- Provide students with opportunities to use of a variety of equipments and materials that helps deepen and extend their understanding of scientific concepts and further extends their development of scientific investigation skills.
- Make sure to follow safe practices at all times and communicate safety expectations to students in accordance with school board and Ministry of Education policies and Ministry of Labour regulations.
- Motivate students to examine the opinions and values of others, detect bias, look for implied meaning in their readings, and use the information gathered to form a personal opinion or stance.

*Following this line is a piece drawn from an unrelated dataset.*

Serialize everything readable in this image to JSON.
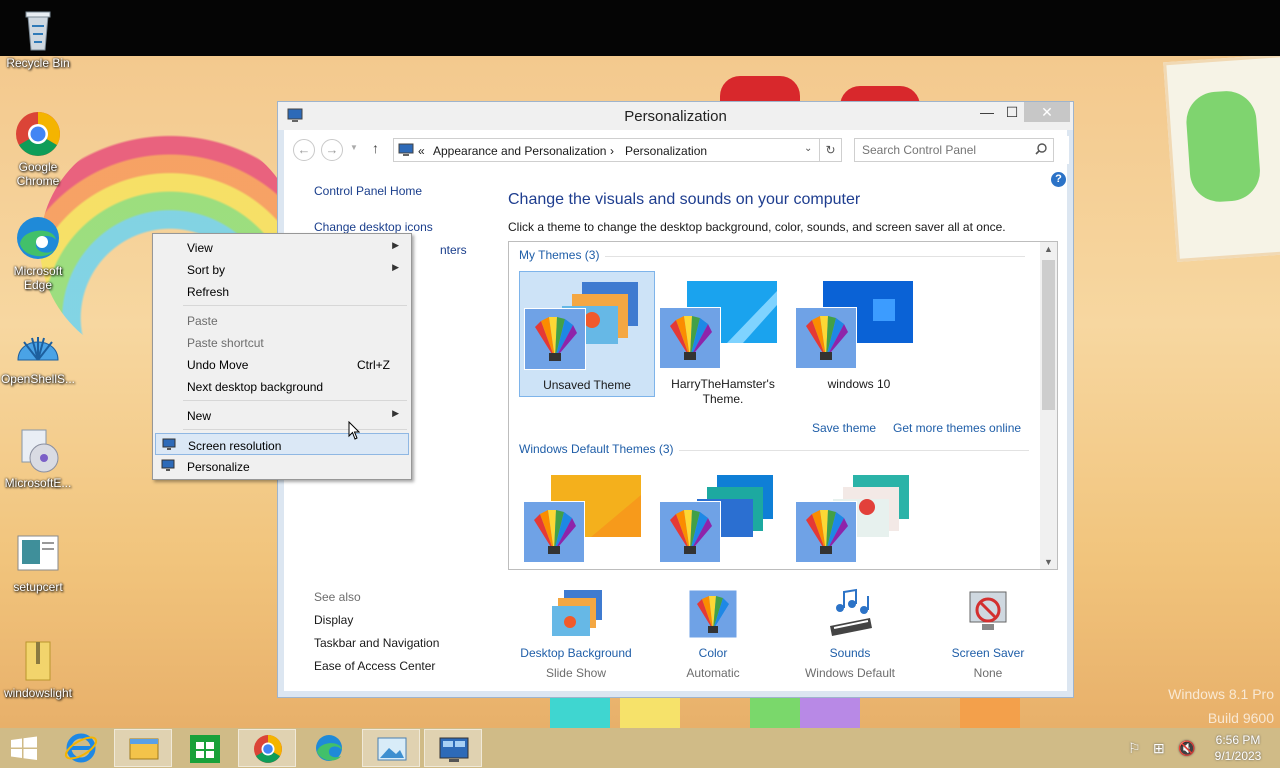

- Provides opportunities for students to engage in various oral activities in connection with expectations in all the strands, such as brainstorming to identify what they know about the new topic they are studying, discussing strategies for solving a problem, presenting and defending ideas or debating issues, and offering critiques of models and results produced by their peers.
- Encourage students to use ICT to support and communicate their learning.
- Motivate students to develop a variety of important capabilities, including the ability to identify issues, conduct research, carry out experiments, solve problems, present results, and work on projects both independently and as a team.
- Provide students with opportunities to explore various careers related to the areas of science under study and to research the education and training required for these careers.
Accommodations will be based on meeting with parent, teachers, administration and external educational assessment report. The following three types of accommodations may be provided:
- Instructional accommodations: such as changes in teaching strategies, including styles of presentation, methods of organization, or use of technology and multimedia.
- Environmental accommodations: such as preferential seating or special lighting.
- Assessment accommodations: such as allowing additional time to complete tests or assignments or permitting oral responses to test questions.
Other examples of modifications and aids, which may be used in this course, are:
- Provide step-by-step instructions.
- Help students create organizers for planning writing tasks.
- Record key words on the board or overhead when students are expected to make their own notes.
- Allow students to report verbally to a scribe (teacher/ student) who can help in note taking.
- Permit students a range of options for reading and writing tasks.
- Where an activity requires reading, provide it in advance.
- Provide opportunities for enrichment.
Subject binder, stationary set, pen, pencils, eraser, sharpener, ruler, geometry set, lined/grid graph paper, blank paper, scientific calculator.
Every student is expected to respect other students’ right to a safe and supportive learning environment. Students are expected to behave in a considerate and reasonable manner at all times. A “zero tolerance” policy with respect to bullying, threatening, harassment, abusive language, spam, disruptive behavior and lack of respect is in effect and misbehavior may result in your removal from the course.
Students are expected to submit original work. Students who seek to attain academic advantage or help someone else obtain such advantage through cheating will receive a grade of zero. Any assignments submitted that are not original will receive a mark of zero. Students who persist in submitting un-cited or improperly cited assignments may be suspended or withdrawn from the course